Where did all the cheap rents go?

An investigation into the 320k "lost" units renting below $750.

Jens von Bergmann

22 minute read

(Joint with Nathan Lauster and cross-posted at HomeFreeSociology) It can be really useful to count things, but sometimes numbers end up causing confusion and misunderstanding rather than helping. Often this has to do with how the number is presented and attached to claims. Other times it has to do with problematic procedures used to obtain the number. Here we want to explore these problems more in detail concerning a claim that “Canada lost 322,000 affordable homes” between 2011 and 2016.

Rent growth in GDP

People in BC spend a lot of money on rent (and imputed rent), and that's a problem. The way to decrease this "Real Estate Industry" share of GDP is to build more housing.

Jens von Bergmann Nathan Lauster

5 minute read

(Joint with Nathan Lauster and cross-posted at HomeFreeSociology) Every now and then the topic of the GDP share of the “Real Estate Industry” comes up, often linked to the suggestion that an economy has become too dependent upon real estate. But this usually involves a fundamental misreading of the data. As people who pay attention know, the NAICS sector [53] “Real Estate Industry” of the expenditure based GDP produced by StatCan is mostly just rent and imputed rent.

25 Years of Structural Change

Taking the long view on changes in our dwelling stock by structural type.

Nathan Lauster Jens von Bergmann

7 minute read

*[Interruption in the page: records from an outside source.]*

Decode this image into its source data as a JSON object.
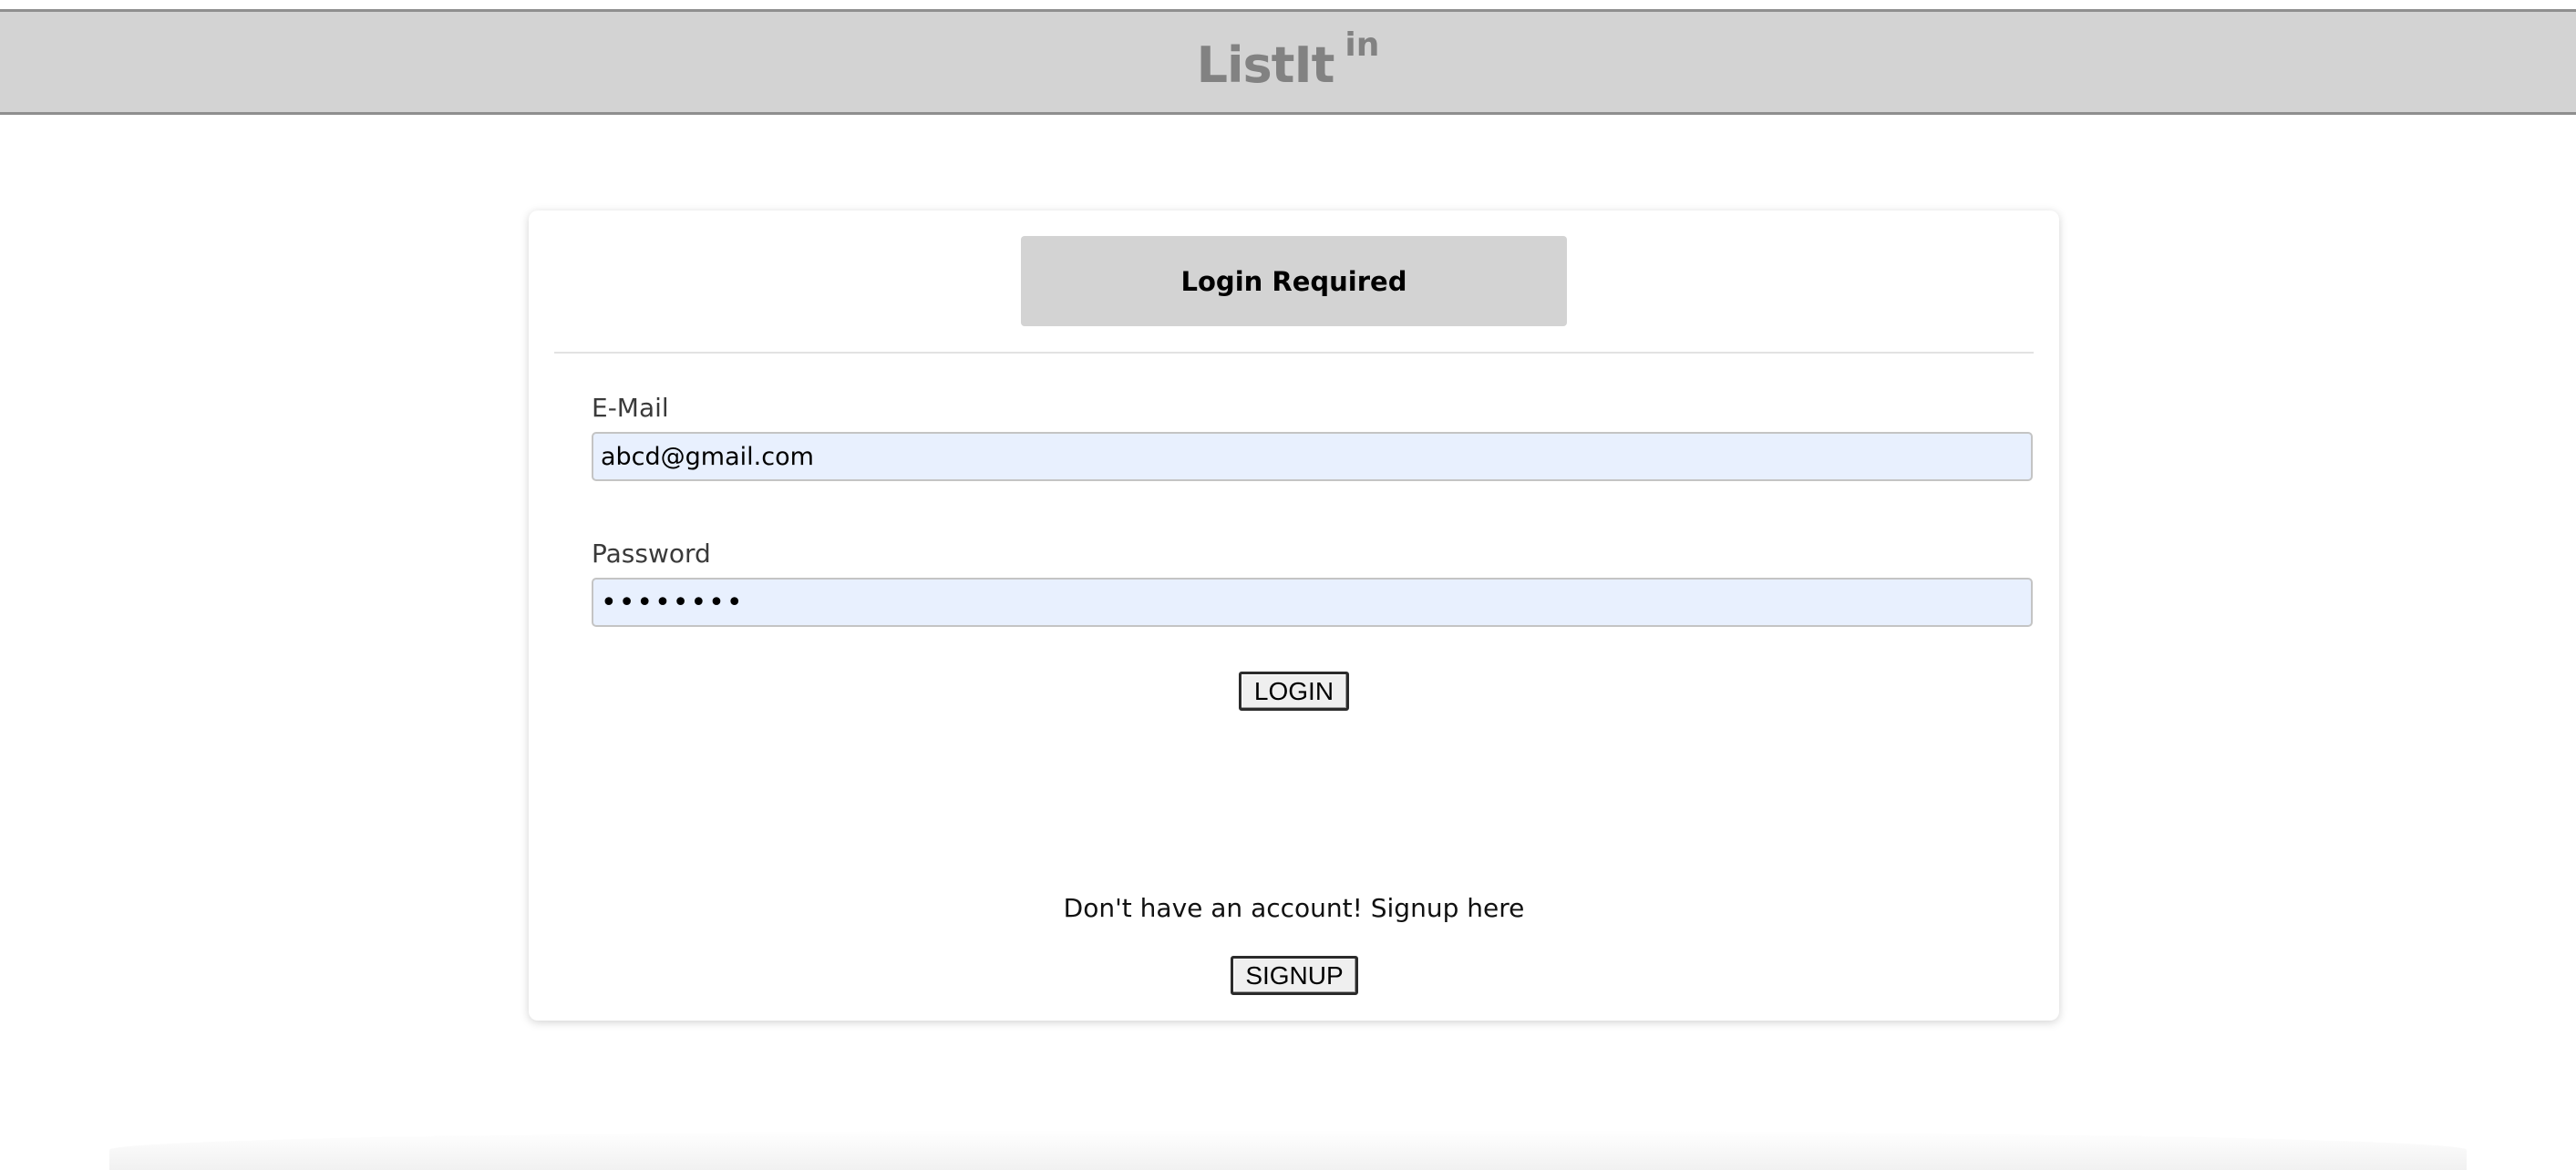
{
  "header": {
    "brand_name": "ListIt",
    "brand_superscript": "in"
  },
  "login_card": {
    "title": "Login Required",
    "email": {
      "label": "E-Mail",
      "value": "abcd@gmail.com"
    },
    "password": {
      "label": "Password",
      "masked_value": "••••••••"
    },
    "login_button_label": "LOGIN",
    "signup_prompt": "Don't have an account! Signup here",
    "signup_button_label": "SIGNUP"
  },
  "colors": {
    "header_bg": "#d3d3d3",
    "brand_text": "#828282",
    "autofill_bg": "#e8f0fe"
  }
}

(Joint with Nathan Lauster and cross-posted at HomeFreeSociology) How are big Canadian Metros growing? Can we see different patterns? Here we want to provide a brief look back at the last 25 years, exploring change over time from 1996 to our most recent Census in 2021. This is also a test of R skills for one of us, who began this post as a learning exercise drawing upon Jens' excellent CanCensus package and recent data updates.

Tumbling turnover

Digging deeper into Canadian residential mobility, tracking changes in mobility over time, and comparing data sources.

Jens von Bergmann Nathan Lauster

15 minute read

(Joint with Nathan Lauster and cross-posted at HomeFreeSociology) We’re increasingly gathering lots of different measures of residential mobility in Canada. Which is great! Especially insofar as we want up-to-date information about demographic response through the pandemic. Here we want to add the CMHC Rental Market Survey (RMS) to the mix, comparing to Census and CHS (Housing Survey) results. Adding it in reveals a general decline in tenant mobility only recently (and partially) reversed.

A brief history of Canadian real estate investors

Recently has been lots of talk about real estate investors, a good time to look at investors over time.

Jens von Bergmann Nathan Lauster

8 minute read

(Joint with Nathan Lauster and cross-posted at HomeFreeSociology) The newest trend in the search for reasons for rising home prices is to look toward investors. The Bank of Canada released a report showing that the share of investors has risen over time. For this they took mortgage data from federally regulated financial institutions and matched them with credit history to determine if some of the buyers already owned property before they bought (during roughly the past 10 years) and kept it after they bought.